Bulgarian Jews were saved from deportation to the Nazi death camps largely due to the energetic intervention of non-Jewish Bulgarians, including the clergy, the liberal intelligentsia, and the king. The Jews of Bulgarian-occupied Thrace and Macedonia, however, were deported by the Bulgarians to German death camps. In the years immediately following the war, about 90 percent of Bulgarian Jewry emigrated to Israel.
Nearly all of today’s Bulgarian Jews are Sephardim. Following the emigration of over 40,000 Jews to Israel after World War II and due to widespread assimilation, the elderly have a disproportionately large share of the population. The community of Sofia is the biggest, with significantly smaller communities located in Plovdiv, Varna, Burgas and Ruse.
Bulgarian Jews are represented by the organization Shalom, which is the successor to the Social and Cultural Organization of Jews in Bulgaria. Shalom is an umbrella organization which has as its members the Jewish communities in the country. Its main goals are to uphold Jewish traditions and values, to guarantee the rights of its members and all the Jews in the country; to prevent all forms of racism and anti-Semitism and to take care of historical monuments such as synagogues and cemeteries.
Shalom - Organization of Jews in Bulgaria
Al. Stamboliisky 50
Tel: +359 2 4006 310
Since 2009 Bulgaria has a resident rabbi, yet there are only two functioning synagogues, in Sofia and Plovdiv. Services are held on Shabbat, but most Jews only congregate on important Jewish holidays.
The synagogue in Sofia celebrated of its 100th anniversary in 2009 in the presence of Bulgaria’s president and many Jewish leaders from Europe. The neo-Byzantine shul is one of the largest Sephardic buildings in the world and among the largest synagogues in Europe.
Adjacent to the synagogue is a small museum dedicated to the history of the rescue of Bulgarian Jewry during World War II.

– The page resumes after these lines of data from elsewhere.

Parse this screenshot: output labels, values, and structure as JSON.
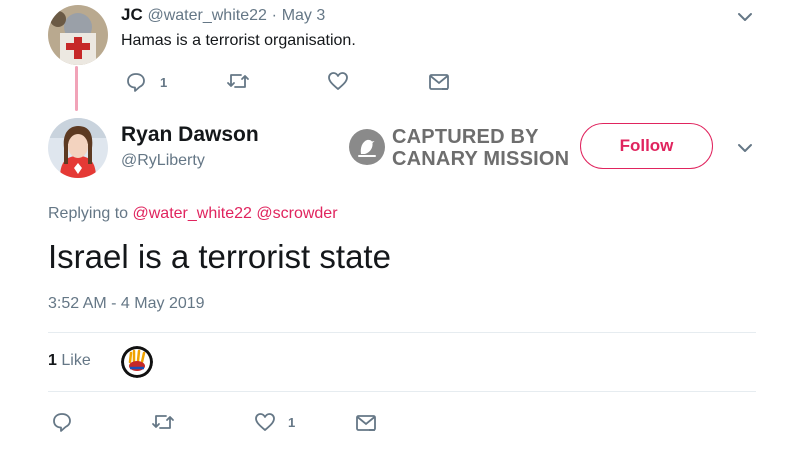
{
  "parent_tweet": {
    "name": "JC",
    "handle": "@water_white22",
    "separator": "·",
    "date": "May 3",
    "text": "Hamas is a terrorist organisation.",
    "reply_count": "1",
    "icons": [
      "reply-icon",
      "retweet-icon",
      "like-icon",
      "message-icon",
      "chevron-down-icon"
    ]
  },
  "main_tweet": {
    "name": "Ryan Dawson",
    "handle": "@RyLiberty",
    "follow_label": "Follow",
    "replying_prefix": "Replying to",
    "mentions": [
      "@water_white22",
      "@scrowder"
    ],
    "text": "Israel is a terrorist state",
    "timestamp": "3:52 AM - 4 May 2019",
    "like_count": "1",
    "like_label": "Like",
    "bottom_like_count": "1",
    "icons": [
      "reply-icon",
      "retweet-icon",
      "like-icon",
      "message-icon",
      "chevron-down-icon"
    ]
  },
  "watermark": {
    "line1": "CAPTURED BY",
    "line2": "CANARY MISSION"
  },
  "colors": {
    "accent": "#e0245e",
    "text": "#14171a",
    "muted": "#657786",
    "divider": "#e6ecf0",
    "thread_line": "#f1a3b8"
  }
}
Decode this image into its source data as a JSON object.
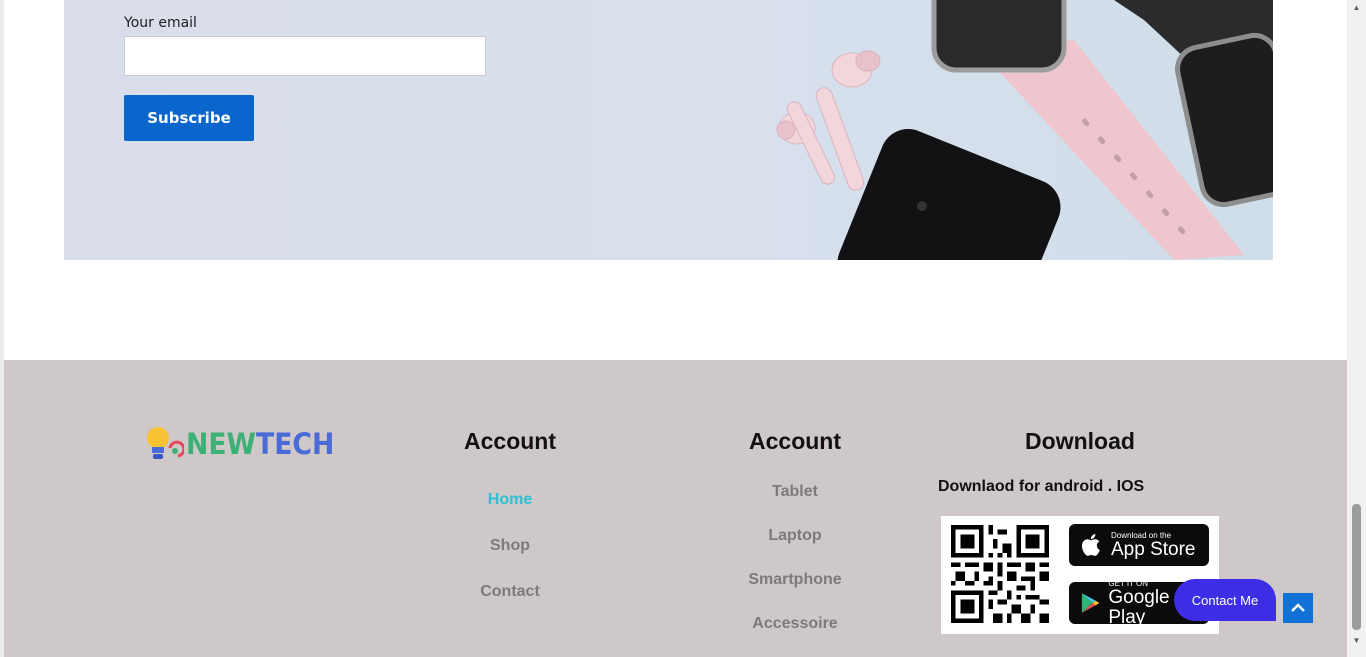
{
  "newsletter": {
    "email_label": "Your email",
    "email_value": "",
    "subscribe_label": "Subscribe"
  },
  "footer": {
    "logo": {
      "part1": "NEW",
      "part2": "TECH"
    },
    "col1": {
      "title": "Account",
      "links": [
        "Home",
        "Shop",
        "Contact"
      ],
      "active_index": 0
    },
    "col2": {
      "title": "Account",
      "links": [
        "Tablet",
        "Laptop",
        "Smartphone",
        "Accessoire"
      ]
    },
    "col3": {
      "title": "Download",
      "subtitle": "Downlaod for android . IOS",
      "app_store": {
        "small": "Download on the",
        "big": "App Store"
      },
      "google_play": {
        "small": "GET IT ON",
        "big": "Google Play"
      }
    }
  },
  "floating": {
    "contact_label": "Contact Me",
    "to_top_icon": "chevron-up-icon"
  },
  "colors": {
    "footer_bg": "#cfc8c8",
    "subscribe": "#0a66cc",
    "active_link": "#29c3d5",
    "contact": "#3d2ee6",
    "to_top": "#1071d6"
  }
}
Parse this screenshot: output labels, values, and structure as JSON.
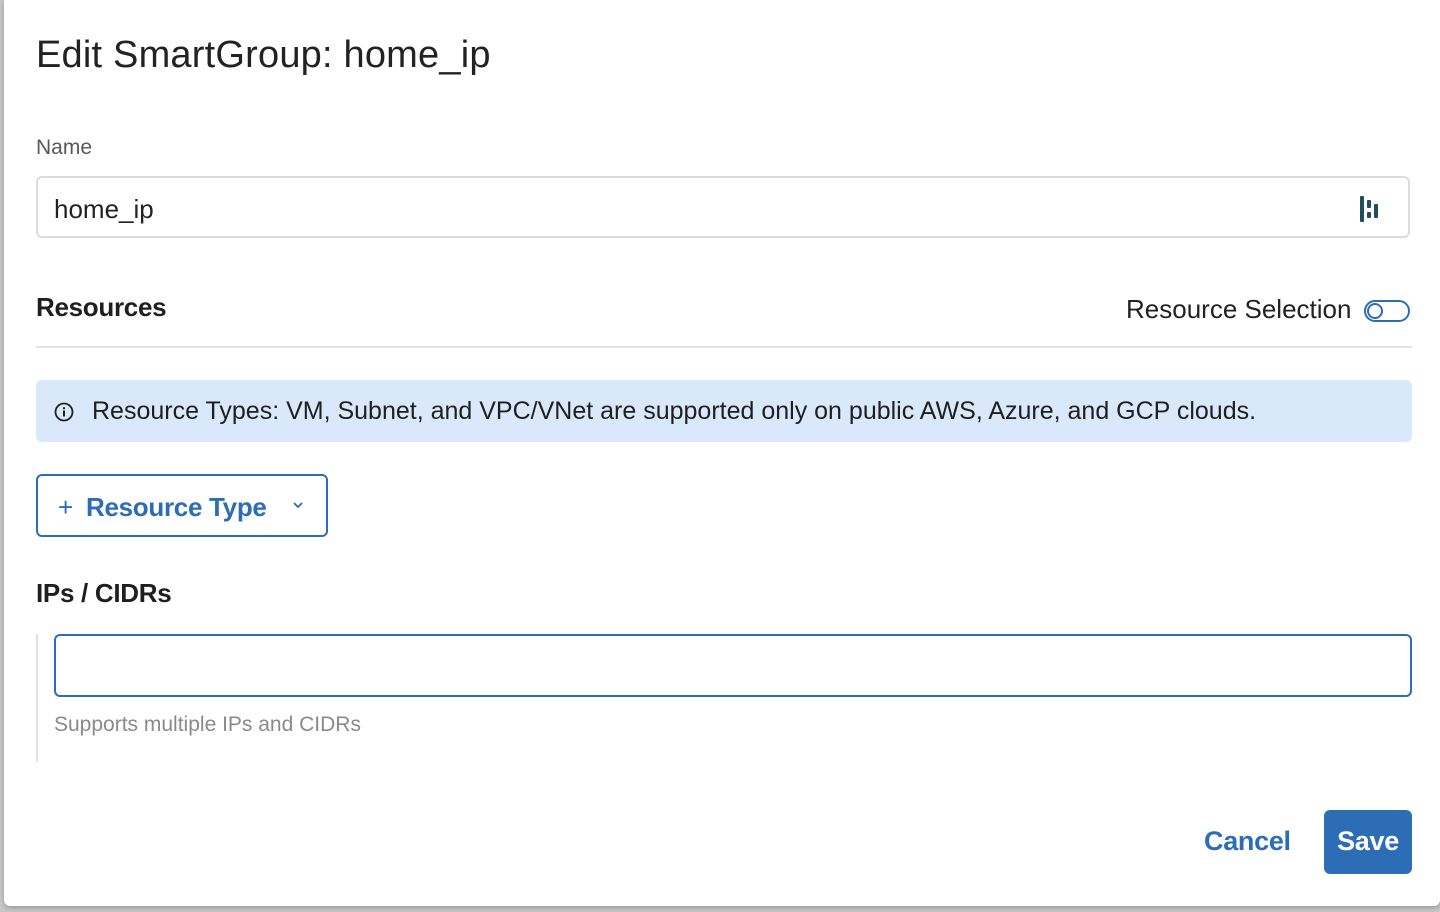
{
  "dialog": {
    "title": "Edit SmartGroup: home_ip"
  },
  "name_field": {
    "label": "Name",
    "value": "home_ip",
    "icon": "password-manager-icon"
  },
  "resources": {
    "header": "Resources",
    "toggle_label": "Resource Selection",
    "toggle_on": false,
    "info_icon": "info-circle-icon",
    "info_text": "Resource Types: VM, Subnet, and VPC/VNet are supported only on public AWS, Azure, and GCP clouds.",
    "add_button_label": "Resource Type",
    "add_button_icon": "plus-icon",
    "add_button_dropdown_icon": "chevron-down-icon"
  },
  "ips": {
    "header": "IPs / CIDRs",
    "value": "",
    "help_text": "Supports multiple IPs and CIDRs"
  },
  "footer": {
    "cancel_label": "Cancel",
    "save_label": "Save"
  },
  "colors": {
    "accent": "#2d6db5",
    "info_bg": "#d9e9fb",
    "text": "#222222",
    "muted": "#8a8a8a"
  }
}
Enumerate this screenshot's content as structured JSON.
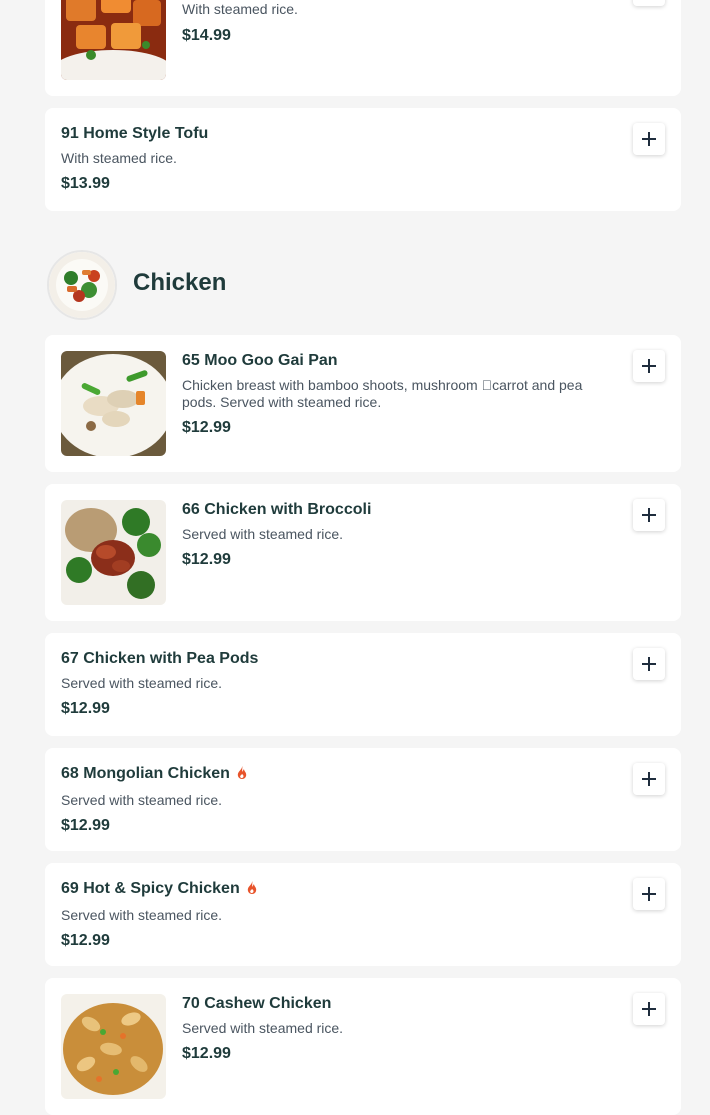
{
  "prev_item": {
    "desc": "With steamed rice.",
    "price": "$14.99"
  },
  "items_top": [
    {
      "name": "91 Home Style Tofu",
      "desc": "With steamed rice.",
      "price": "$13.99"
    }
  ],
  "section": {
    "title": "Chicken"
  },
  "items": [
    {
      "name": "65 Moo Goo Gai Pan",
      "desc": "Chicken breast with bamboo shoots, mushroom \u0000carrot and pea pods. Served with steamed rice.",
      "price": "$12.99"
    },
    {
      "name": "66 Chicken with Broccoli",
      "desc": "Served with steamed rice.",
      "price": "$12.99"
    },
    {
      "name": "67 Chicken with Pea Pods",
      "desc": "Served with steamed rice.",
      "price": "$12.99"
    },
    {
      "name": "68 Mongolian Chicken",
      "desc": "Served with steamed rice.",
      "price": "$12.99"
    },
    {
      "name": "69 Hot & Spicy Chicken",
      "desc": "Served with steamed rice.",
      "price": "$12.99"
    },
    {
      "name": "70 Cashew Chicken",
      "desc": "Served with steamed rice.",
      "price": "$12.99"
    }
  ],
  "icons": {
    "add": "plus-icon",
    "spicy": "flame-icon"
  },
  "colors": {
    "spicy": "#e8542b",
    "text": "#1f3b3b"
  }
}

The level of religious observance in Bulgaria is low, and often coming from mixed marriages most Bulgarian Jews identify themselves in a national-ethnic rather than a religious context.
The community is trying to provide programs and to involve Jews from all ages. There is a Jewish kindergarten and a Jewish school, where Jews and non-Jews can study Hebrew and Jewish culture. For children, there is also a special 4-year program with classes once per week where educators teach them about Jewish history and holidays. Teenagers can become part of the local chapters of international movements like BBYO and Ashomer Atzair.
There are programs made especially for students, young adults, middle-aged people and for seniors. There is also a Jewish old-age home in Sofia and a Jewish kitchen that provides kosher food for elderly people.
The community organizes summer camps for children, seminars about Judaism as well as Jewish songs and dances. Some events are made especially for families.
It is often remarked that in Bulgaria children are better educated and know more about Judaism than their parents (who grew up under Communism).
Since 1948, 43,000 Bulgarian Jews have emigrated to Israel, 38,000 of them in the period between July 1948 and May 1949.
Embassy of Israel in Bulgaria
1 Bulgaria Square
Tel: +359 2 543 201
Fax: +359 2 521 101
Kosher food is not widely available, but kosher wine and matzot are imported.
For up to date information on Kosher restaurants and locations please see the Shamash Kosher Database
We welcome any comments you may have on this article.
Comments are moderated and we reserve the right to edit or remove any which are derogatory or offensive.
The WJC is not responsible for the content of any comments.